ASSIGNMENT: Please repeat exactly the lines from the one containing "What's the underlying" through the last line of the records, both included, and nothing else, leaving out any pictures.

**** INFORMATION SHOWN

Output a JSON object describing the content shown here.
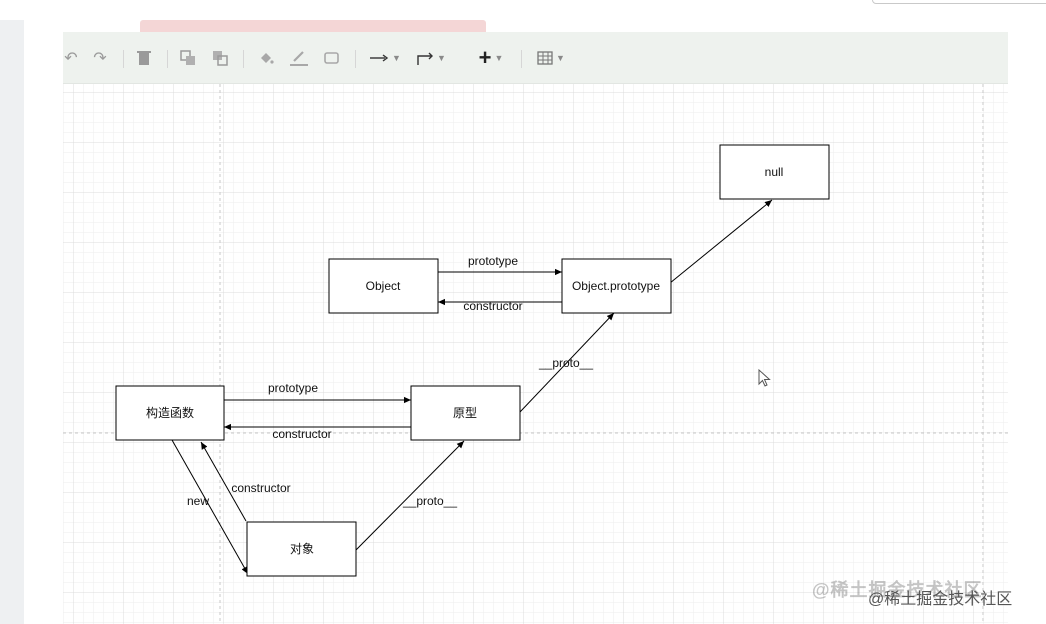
{
  "toolbar": {
    "icons": [
      "undo-icon",
      "redo-icon",
      "delete-icon",
      "to-front-icon",
      "to-back-icon",
      "fill-color-icon",
      "line-color-icon",
      "shadow-icon",
      "connection-icon",
      "waypoints-icon",
      "insert-icon",
      "table-icon"
    ]
  },
  "diagram": {
    "nodes": {
      "null": "null",
      "object": "Object",
      "object_prototype": "Object.prototype",
      "constructor_fn": "构造函数",
      "prototype": "原型",
      "instance": "对象"
    },
    "edges": {
      "object_prototype_label": "prototype",
      "object_constructor_label": "constructor",
      "proto_to_object_prototype": "__proto__",
      "fn_prototype_label": "prototype",
      "fn_constructor_label": "constructor",
      "new_label": "new",
      "instance_constructor_label": "constructor",
      "instance_proto_label": "__proto__"
    }
  },
  "watermark": {
    "back": "@稀土掘金技术社区",
    "front": "@稀土掘金技术社区"
  },
  "colors": {
    "grid": "#e6e6e6",
    "toolbar_bg": "#eef2ee",
    "stroke": "#000000"
  }
}
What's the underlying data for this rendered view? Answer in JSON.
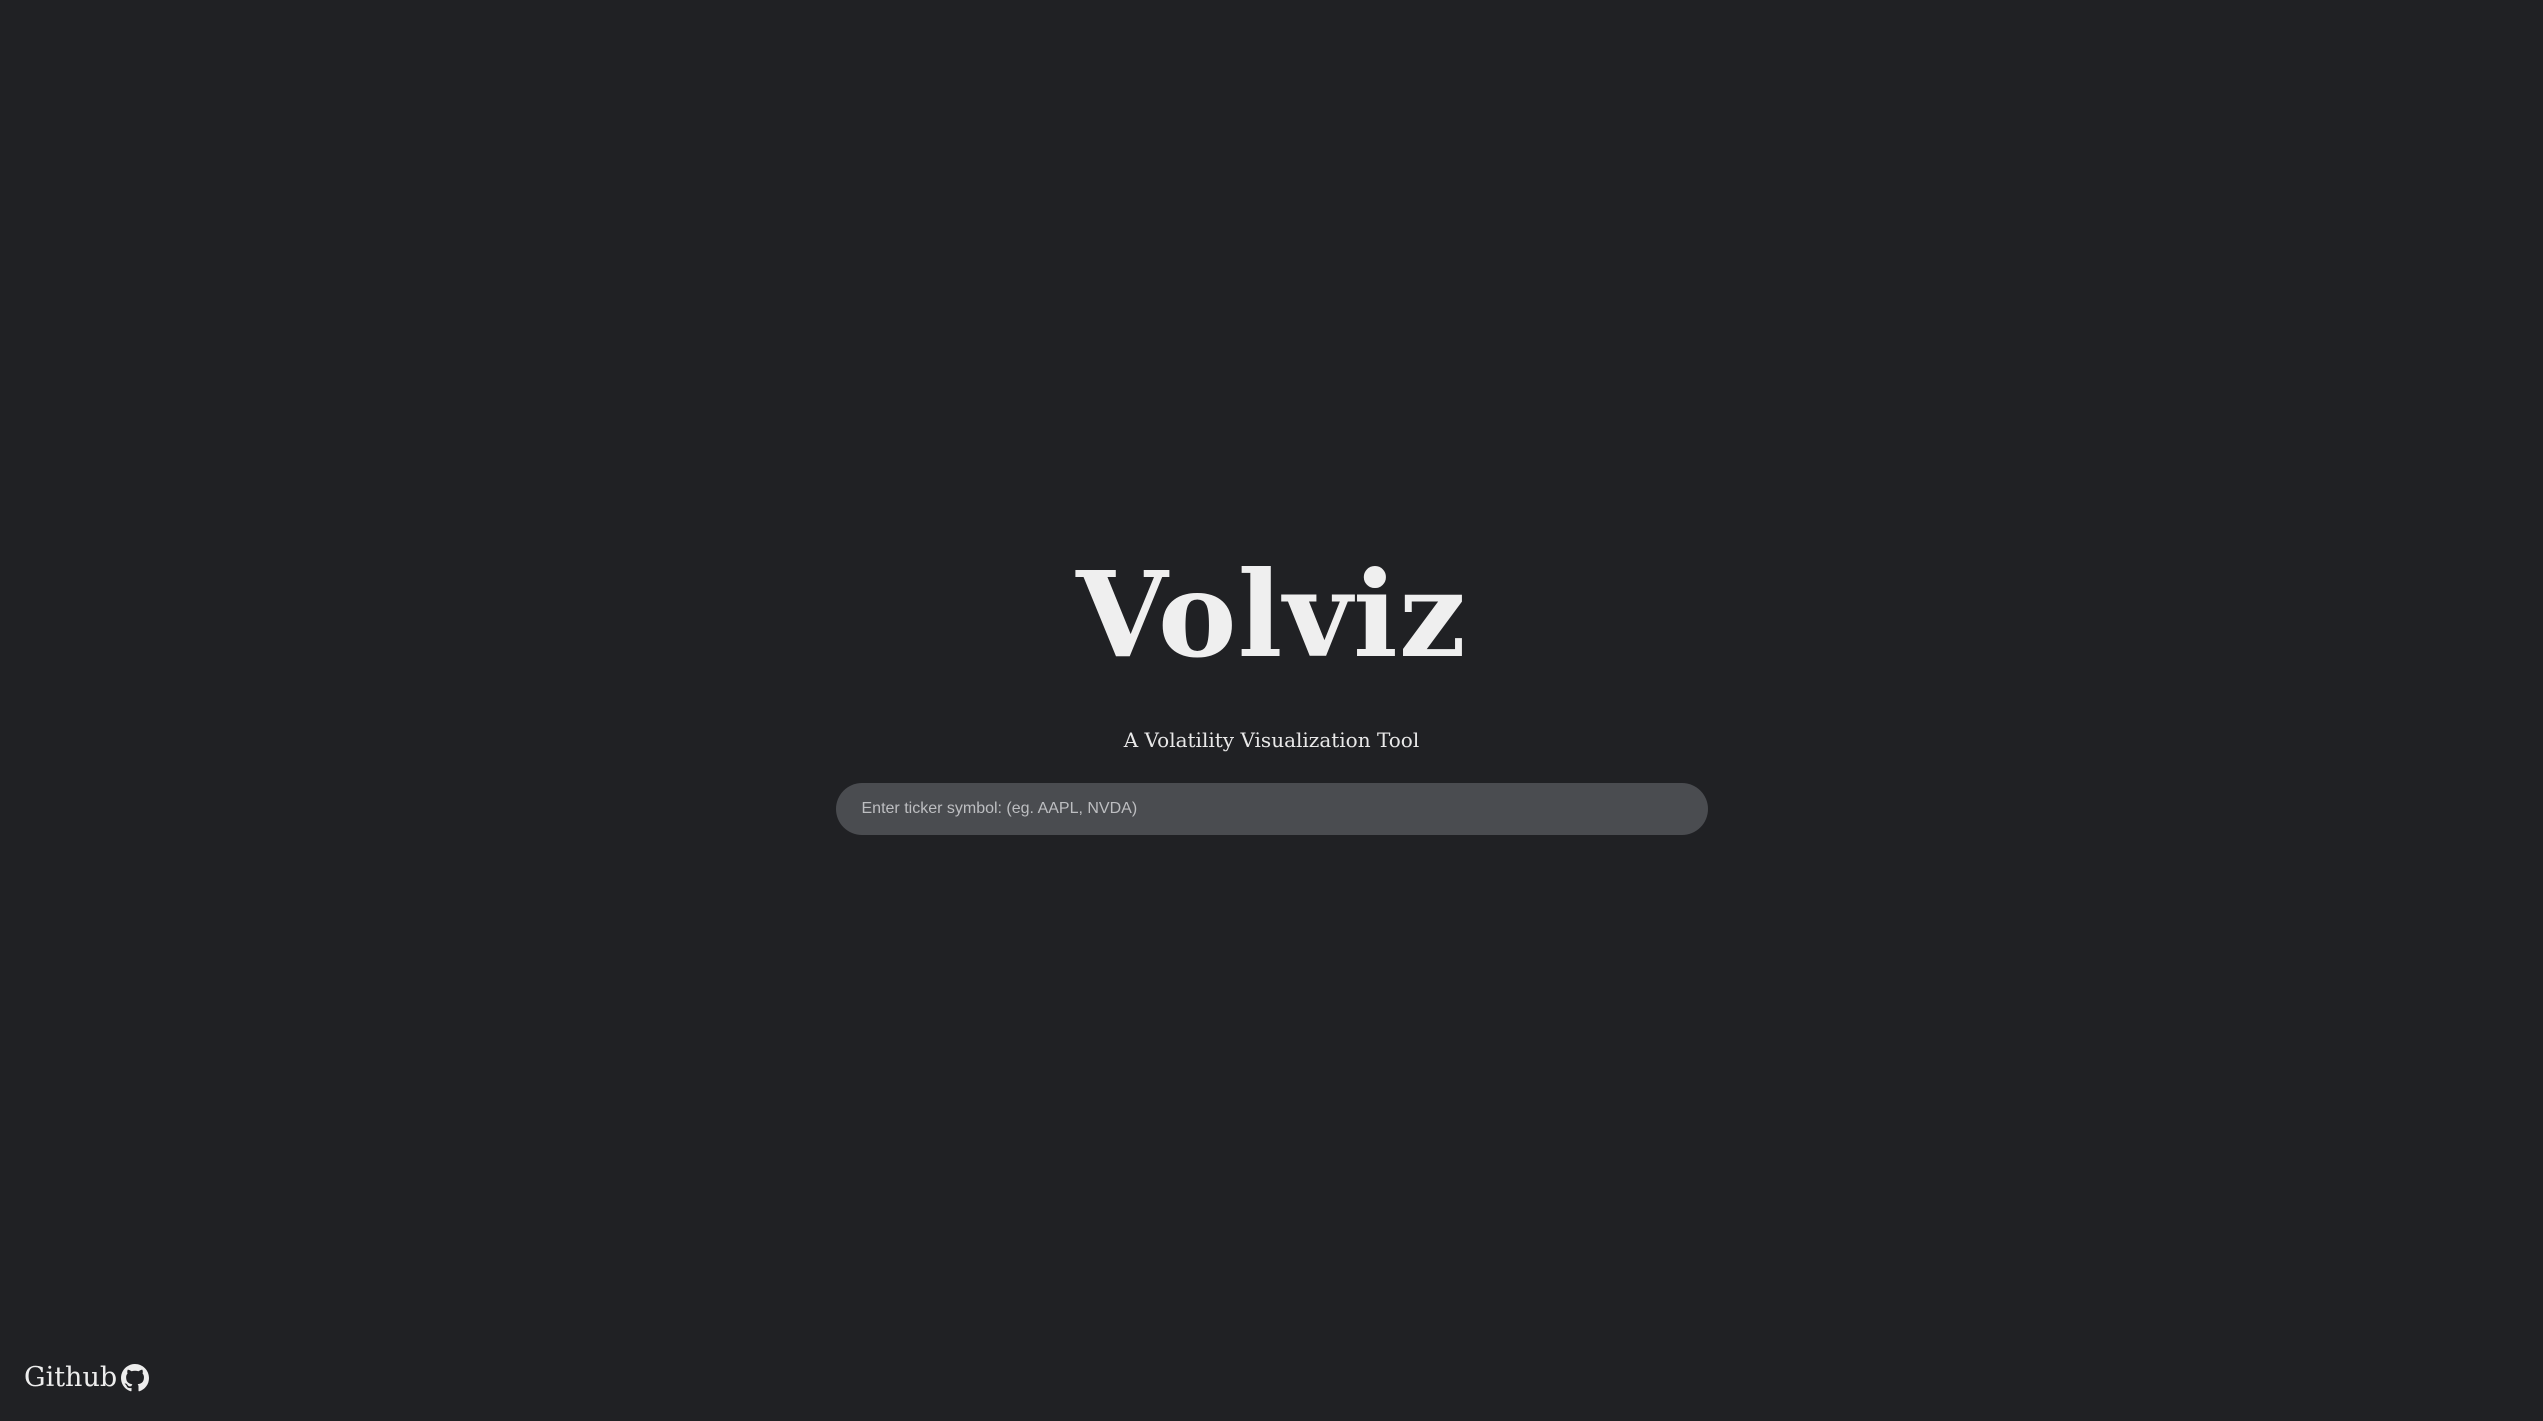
{
  "app": {
    "title": "Volviz",
    "subtitle": "A Volatility Visualization Tool"
  },
  "search": {
    "placeholder": "Enter ticker symbol: (eg. AAPL, NVDA)",
    "value": ""
  },
  "footer": {
    "link_label": "Github",
    "icon": "github-icon"
  },
  "colors": {
    "background": "#202124",
    "input_background": "#4a4c50",
    "text": "#efefef"
  }
}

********

SOLVED EXERCISE:
What's the underlying data for this rendered view? Answer in JSON.
{
  "app": {
    "title": "Volviz",
    "subtitle": "A Volatility Visualization Tool"
  },
  "search": {
    "placeholder": "Enter ticker symbol: (eg. AAPL, NVDA)",
    "value": ""
  },
  "footer": {
    "link_label": "Github",
    "icon": "github-icon"
  },
  "colors": {
    "background": "#202124",
    "input_background": "#4a4c50",
    "text": "#efefef"
  }
}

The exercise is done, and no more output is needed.